Fierro-Share explained that she believes Host wasn’t intending to cause problems and was instead encouraging public engagement. She says that she doesn’t see anything wrong with encouraging people to make their views known to the planning board and that he wasn’t trying to influence anybody. She also disagreed with Robb’s opinion that Host intended to hinder the work of the planning board or influence any decisions.
“While there is a danger that advocacy can be perceived by some as crossing the line into improper attempts to influence the decision-making process, commissioner Host did not cross the line, but he should be mindful that his actions have consequences and that some citizens could draw conclusions from his actions that he did not intend. He should recognize the possibility and be certain that he is encouraging respectful civic dialogue,” said Fierro-Share.
Robb disagreed, noting that Host’s actions looked to him as if it was an attempt to influence because the board knows that many of the communications weren’t entirely true.

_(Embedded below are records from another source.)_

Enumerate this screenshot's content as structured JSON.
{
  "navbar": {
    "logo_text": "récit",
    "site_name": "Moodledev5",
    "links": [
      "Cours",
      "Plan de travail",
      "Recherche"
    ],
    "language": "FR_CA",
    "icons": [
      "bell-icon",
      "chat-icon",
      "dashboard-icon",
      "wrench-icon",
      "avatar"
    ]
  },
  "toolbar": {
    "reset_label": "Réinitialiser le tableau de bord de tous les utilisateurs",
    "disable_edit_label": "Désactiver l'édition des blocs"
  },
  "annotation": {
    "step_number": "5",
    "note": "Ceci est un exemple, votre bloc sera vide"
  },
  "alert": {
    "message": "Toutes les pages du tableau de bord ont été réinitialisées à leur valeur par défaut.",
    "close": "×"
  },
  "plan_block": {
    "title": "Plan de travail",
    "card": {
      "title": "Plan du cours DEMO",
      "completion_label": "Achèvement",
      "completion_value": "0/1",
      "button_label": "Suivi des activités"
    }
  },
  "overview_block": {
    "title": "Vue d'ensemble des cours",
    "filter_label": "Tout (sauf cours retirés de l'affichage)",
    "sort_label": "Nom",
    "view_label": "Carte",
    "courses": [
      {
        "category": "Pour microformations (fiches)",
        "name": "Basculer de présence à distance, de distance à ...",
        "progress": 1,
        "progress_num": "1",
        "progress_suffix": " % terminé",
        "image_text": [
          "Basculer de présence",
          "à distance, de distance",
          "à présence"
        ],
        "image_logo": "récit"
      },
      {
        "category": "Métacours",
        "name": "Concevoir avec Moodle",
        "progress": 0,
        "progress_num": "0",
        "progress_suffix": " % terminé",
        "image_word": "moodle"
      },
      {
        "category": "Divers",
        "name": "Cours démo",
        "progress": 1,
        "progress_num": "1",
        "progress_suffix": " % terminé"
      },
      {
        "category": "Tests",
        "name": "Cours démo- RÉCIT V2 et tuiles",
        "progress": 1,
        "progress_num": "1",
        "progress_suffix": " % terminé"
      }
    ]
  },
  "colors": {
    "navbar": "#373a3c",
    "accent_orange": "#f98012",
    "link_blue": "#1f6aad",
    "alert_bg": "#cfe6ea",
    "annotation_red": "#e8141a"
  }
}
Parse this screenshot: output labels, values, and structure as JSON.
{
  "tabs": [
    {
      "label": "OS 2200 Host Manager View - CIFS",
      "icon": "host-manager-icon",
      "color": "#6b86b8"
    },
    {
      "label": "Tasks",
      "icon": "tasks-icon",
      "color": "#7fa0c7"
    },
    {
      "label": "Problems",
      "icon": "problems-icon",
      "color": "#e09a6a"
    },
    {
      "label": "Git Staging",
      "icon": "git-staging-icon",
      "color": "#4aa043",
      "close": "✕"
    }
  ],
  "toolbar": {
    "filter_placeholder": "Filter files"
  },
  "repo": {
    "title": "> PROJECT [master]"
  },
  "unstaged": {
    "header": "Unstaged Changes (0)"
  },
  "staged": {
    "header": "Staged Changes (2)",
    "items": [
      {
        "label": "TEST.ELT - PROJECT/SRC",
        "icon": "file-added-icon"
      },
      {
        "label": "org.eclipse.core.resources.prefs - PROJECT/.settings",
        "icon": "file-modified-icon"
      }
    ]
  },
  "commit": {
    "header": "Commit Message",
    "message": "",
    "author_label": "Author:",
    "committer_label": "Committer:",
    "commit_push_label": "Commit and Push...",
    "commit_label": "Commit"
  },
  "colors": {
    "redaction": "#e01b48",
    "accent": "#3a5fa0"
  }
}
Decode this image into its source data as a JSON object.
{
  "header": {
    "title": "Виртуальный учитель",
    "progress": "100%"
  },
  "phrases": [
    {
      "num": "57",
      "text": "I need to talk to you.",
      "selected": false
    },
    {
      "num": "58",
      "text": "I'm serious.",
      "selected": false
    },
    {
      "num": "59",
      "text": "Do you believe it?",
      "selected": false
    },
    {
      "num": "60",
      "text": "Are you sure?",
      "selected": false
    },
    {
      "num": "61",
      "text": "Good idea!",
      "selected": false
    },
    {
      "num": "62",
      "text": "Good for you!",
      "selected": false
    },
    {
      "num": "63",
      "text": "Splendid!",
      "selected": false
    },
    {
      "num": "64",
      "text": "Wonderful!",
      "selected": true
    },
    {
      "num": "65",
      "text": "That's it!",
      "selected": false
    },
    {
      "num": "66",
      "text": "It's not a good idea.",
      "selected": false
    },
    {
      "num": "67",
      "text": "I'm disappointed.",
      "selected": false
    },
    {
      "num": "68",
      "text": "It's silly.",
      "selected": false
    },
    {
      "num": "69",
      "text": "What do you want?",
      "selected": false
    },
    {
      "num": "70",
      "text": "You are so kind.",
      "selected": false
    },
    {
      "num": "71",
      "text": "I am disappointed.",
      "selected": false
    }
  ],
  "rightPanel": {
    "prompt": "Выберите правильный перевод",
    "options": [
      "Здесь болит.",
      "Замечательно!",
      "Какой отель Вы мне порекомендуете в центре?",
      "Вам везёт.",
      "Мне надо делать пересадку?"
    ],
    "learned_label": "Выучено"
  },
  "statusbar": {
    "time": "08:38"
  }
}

“Host corrected [the inaccurate communications] in large, but they were already out there. It already stirred the pot and what concerned me is the very reason why city commissioners should not be at the meetings of advisory committees. It may tend to hinder the work that they are obligated to do with independence, the very same standard that we have to do our job here. For whatever reason, if they feel reluctant to explain their views, feel reluctant to act on a certain matter, that’s hindering the work and that is outside of city channels because here the city commission is ultimately going to vote on the matter,” Robb said.
Schrot also noted that the board’s task is not to determine whether there was a breach of the ordinance but if the conduct conformed to the code. He noted that Fierro-Share will need to formulate a dissent if she disagrees with the opinions written in the revised draft after it is circulated. The board will reconvene to discuss a revised draft at a later date.